PROBLEM
Only lines holding the word "icon" should be copied from the material.

ENTRIES SHOWN
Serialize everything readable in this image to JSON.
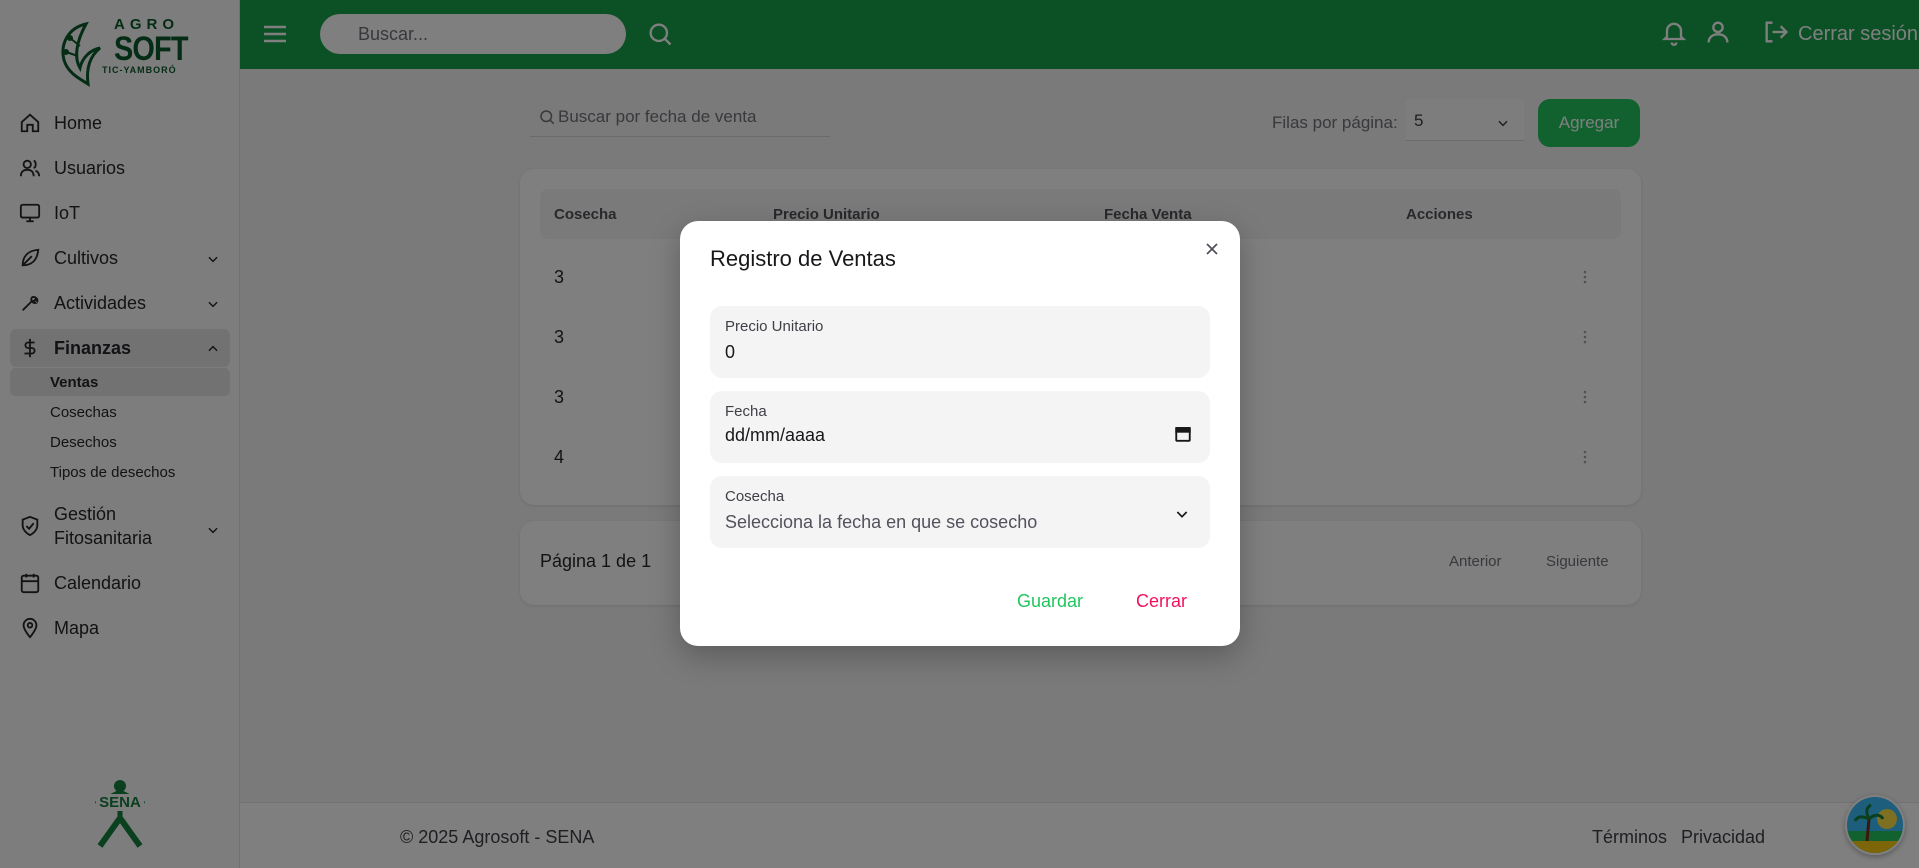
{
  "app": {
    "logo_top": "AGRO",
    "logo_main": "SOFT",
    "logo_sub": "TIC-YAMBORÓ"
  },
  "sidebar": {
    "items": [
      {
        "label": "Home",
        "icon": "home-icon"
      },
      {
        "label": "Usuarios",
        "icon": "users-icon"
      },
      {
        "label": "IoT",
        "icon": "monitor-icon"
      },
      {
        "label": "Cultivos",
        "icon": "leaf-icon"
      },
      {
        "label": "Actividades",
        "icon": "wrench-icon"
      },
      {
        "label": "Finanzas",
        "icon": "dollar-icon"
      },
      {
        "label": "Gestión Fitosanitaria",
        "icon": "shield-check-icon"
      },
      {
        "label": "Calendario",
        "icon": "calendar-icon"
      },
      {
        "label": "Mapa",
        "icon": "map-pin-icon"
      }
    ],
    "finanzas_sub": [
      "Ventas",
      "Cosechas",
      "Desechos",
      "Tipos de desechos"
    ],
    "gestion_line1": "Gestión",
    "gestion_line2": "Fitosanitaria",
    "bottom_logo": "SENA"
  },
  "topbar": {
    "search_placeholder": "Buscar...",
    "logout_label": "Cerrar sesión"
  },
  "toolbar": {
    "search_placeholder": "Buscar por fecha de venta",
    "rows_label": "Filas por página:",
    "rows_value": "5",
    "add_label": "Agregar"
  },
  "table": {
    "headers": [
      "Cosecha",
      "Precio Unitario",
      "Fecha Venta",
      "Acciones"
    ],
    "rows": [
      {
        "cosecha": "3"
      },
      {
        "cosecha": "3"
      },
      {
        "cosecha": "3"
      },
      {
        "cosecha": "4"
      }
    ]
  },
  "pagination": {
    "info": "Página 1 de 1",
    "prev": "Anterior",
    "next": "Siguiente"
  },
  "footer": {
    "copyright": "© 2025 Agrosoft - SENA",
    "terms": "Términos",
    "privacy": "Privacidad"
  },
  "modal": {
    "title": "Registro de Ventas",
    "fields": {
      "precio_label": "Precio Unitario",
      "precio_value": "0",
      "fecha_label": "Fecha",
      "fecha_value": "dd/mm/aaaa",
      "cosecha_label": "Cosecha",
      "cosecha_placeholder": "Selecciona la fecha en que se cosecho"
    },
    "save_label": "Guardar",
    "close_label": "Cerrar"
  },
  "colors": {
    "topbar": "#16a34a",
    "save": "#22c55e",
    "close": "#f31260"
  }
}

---

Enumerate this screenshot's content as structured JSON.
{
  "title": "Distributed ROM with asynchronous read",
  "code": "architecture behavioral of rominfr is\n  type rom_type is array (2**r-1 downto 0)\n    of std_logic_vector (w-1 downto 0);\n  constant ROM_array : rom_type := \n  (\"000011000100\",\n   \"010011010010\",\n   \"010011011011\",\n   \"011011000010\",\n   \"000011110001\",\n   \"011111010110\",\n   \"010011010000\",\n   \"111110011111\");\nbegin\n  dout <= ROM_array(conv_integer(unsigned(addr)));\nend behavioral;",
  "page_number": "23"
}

YOUR RESPONSE
        "icon": "home-icon"
        "icon": "users-icon"
        "icon": "monitor-icon"
        "icon": "leaf-icon"
        "icon": "wrench-icon"
        "icon": "dollar-icon"
        "icon": "shield-check-icon"
        "icon": "calendar-icon"
        "icon": "map-pin-icon"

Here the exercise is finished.